Like if they were suddenly attacked by googly-eyed, baby-eating monsters in their sleep…

It’s not likely that this is going to happen.

If I were to choose a protective device against a monster attack, I’d choose something stronger like an adamantium shield or a force-field bubble. Heck, I’d even go with a large stick. Basically anything other than a piece of flannel.

But I get that the kids’ mental faculties are nowhere near as evolved as mine, so it’s really not their fault. And I’ve come to the conclusion that this whole security blanket is just all in their head. It’s got less to do with actual *security* and more with the mysterious mind-messing power of babysoft fabrics.

The moment you caress a baby’s face with a soft material like supersoft cotton or mink or satin or fleece, they go into the zone. Their eyes glaze over and all they can think about is “I like soft soft…” If they’re thumb-sucker or pacifier-addicts, they will instinctively reach for their sucker of choice. Even if they don’t suck anything, they will go into the stoning mode.

Armed with their security blanket, this is what they look like to us.

But to them, it looks entirely different.

Which works for us because we’re not about to mess with whatever helps them go to sleep. And honestly, we just need them to think that they’re safe because it’s our job to actually make sure they’re safe.

Now I just need to go find me-self an adamantium shield.

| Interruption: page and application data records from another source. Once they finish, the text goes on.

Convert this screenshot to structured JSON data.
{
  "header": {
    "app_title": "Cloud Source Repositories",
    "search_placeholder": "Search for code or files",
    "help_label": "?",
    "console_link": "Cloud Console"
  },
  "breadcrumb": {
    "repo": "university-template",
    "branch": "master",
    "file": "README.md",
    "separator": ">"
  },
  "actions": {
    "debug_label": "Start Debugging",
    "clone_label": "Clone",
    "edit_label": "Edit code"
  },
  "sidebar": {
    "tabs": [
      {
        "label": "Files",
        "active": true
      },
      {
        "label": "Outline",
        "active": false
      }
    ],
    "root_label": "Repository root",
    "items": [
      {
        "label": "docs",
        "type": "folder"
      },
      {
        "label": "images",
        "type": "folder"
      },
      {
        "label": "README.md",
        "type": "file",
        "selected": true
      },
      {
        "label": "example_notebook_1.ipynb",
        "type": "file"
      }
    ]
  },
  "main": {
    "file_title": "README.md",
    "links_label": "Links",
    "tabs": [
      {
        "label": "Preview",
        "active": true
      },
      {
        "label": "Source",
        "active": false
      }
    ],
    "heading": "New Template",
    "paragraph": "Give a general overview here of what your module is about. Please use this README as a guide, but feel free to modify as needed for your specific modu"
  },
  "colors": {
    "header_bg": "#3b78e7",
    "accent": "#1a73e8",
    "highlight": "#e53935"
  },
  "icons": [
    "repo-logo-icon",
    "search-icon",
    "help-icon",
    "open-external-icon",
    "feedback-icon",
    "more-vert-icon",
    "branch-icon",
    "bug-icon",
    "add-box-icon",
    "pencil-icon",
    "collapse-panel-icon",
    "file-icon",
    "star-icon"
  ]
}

*Cute monster drawings by Siew, Child Label. Slightly less cute kid drawings by Daphne, Mother, Inc.